To carry on in this spirit, these organisations will need the capacity and capability to enhance their collective digital maturity, and to work with the communities they represent; this will help identify the technology required and deliver the necessary business change.
Progress will require revitalising, and accessing, skillsets such as programme management, integration and process optimisation. In order to continually improve and redefine the process of care we can expand digital leadership and literacy to develop the skills and knowledge required.
Ongoing investment in infrastructure is also required. The NHS Long Term Plan has tasked hospitals with reaching a ‘core level of digitisation’ – this needs to be looked at from a regional level, so that all those who provide care have the data they need.
Of course, there are practical and financial challenges to developing this infrastructure, as was covered in the recent NAO report into the digital transformation of the NHS. However, these challenges can be overcome; some, for example, may see the Health Infrastructure Programme investment as a way of turning shovel-ready hospitals into clicks-and-mortar centres of care excellence.
Build business better than usual
If those at the forefront of integrated care are looking to build a coherent future that is ‘system by default’, then we must leverage technology and collaboration to make sure that ‘digital by default’ is part of that vision – and approaches it in an inclusive way.
It is time to build business better than usual, and better than ever before. We can ensure that clinicians and citizens are the architects of joined-up care. We can use the right skills and technology to deliver sustainable change.

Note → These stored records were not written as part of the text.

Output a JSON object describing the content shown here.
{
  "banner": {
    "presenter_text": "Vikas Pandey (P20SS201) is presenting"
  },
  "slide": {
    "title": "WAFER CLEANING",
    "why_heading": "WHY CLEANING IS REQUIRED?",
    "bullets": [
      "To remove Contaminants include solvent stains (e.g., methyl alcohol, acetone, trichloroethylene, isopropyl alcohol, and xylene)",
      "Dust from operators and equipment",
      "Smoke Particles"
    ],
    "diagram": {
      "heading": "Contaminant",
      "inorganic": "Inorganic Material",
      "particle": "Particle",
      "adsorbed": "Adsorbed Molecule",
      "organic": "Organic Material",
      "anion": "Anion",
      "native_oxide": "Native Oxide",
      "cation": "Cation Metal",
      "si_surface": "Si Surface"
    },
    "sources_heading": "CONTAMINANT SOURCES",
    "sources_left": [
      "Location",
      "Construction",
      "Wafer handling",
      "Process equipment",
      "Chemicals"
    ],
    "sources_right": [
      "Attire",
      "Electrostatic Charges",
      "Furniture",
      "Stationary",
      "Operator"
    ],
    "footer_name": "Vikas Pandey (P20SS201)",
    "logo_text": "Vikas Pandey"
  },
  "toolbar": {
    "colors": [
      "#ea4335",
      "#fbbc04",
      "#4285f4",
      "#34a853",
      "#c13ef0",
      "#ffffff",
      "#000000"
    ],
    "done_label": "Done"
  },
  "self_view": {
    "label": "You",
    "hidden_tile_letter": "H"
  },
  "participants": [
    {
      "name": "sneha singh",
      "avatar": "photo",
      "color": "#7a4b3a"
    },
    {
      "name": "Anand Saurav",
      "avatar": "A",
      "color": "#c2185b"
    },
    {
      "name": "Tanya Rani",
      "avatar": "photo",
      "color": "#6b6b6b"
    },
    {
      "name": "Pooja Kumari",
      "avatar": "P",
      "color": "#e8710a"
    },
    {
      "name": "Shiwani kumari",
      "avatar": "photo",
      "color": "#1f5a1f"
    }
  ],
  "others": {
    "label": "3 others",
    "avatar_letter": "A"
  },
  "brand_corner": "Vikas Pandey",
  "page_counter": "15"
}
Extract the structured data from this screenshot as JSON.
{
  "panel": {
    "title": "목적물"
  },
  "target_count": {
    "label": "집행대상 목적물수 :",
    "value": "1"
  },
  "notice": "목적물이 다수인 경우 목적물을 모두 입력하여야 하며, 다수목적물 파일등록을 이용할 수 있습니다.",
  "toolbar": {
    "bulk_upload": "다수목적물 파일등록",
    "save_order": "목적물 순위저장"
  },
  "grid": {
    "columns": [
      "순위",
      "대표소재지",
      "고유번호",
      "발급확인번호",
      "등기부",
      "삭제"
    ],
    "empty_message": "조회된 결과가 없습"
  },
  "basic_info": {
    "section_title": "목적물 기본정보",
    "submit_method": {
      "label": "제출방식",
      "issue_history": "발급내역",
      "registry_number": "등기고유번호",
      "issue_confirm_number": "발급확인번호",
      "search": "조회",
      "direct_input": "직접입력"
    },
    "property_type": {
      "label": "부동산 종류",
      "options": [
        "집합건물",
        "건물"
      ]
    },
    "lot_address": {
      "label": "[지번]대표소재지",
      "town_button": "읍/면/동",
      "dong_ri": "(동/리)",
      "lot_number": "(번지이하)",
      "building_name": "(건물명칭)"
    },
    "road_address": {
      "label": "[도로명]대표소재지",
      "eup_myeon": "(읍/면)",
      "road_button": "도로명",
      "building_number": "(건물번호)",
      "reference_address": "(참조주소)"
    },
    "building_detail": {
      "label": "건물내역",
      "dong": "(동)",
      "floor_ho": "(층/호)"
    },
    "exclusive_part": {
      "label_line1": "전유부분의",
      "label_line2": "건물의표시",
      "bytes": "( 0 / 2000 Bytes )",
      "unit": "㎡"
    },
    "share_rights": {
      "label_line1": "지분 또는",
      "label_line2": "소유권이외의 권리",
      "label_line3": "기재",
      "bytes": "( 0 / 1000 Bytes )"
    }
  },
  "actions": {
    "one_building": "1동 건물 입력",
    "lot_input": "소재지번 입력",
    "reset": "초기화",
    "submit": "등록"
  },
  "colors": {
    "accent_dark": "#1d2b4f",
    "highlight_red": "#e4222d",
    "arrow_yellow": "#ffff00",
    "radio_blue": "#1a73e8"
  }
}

We have all been in this together, throughout the pandemic. Whether health, care and wellness are accessed at home, on the high street or in hospital, we need to carry on together, and work ever more closely with those leading the long-needed integration of care.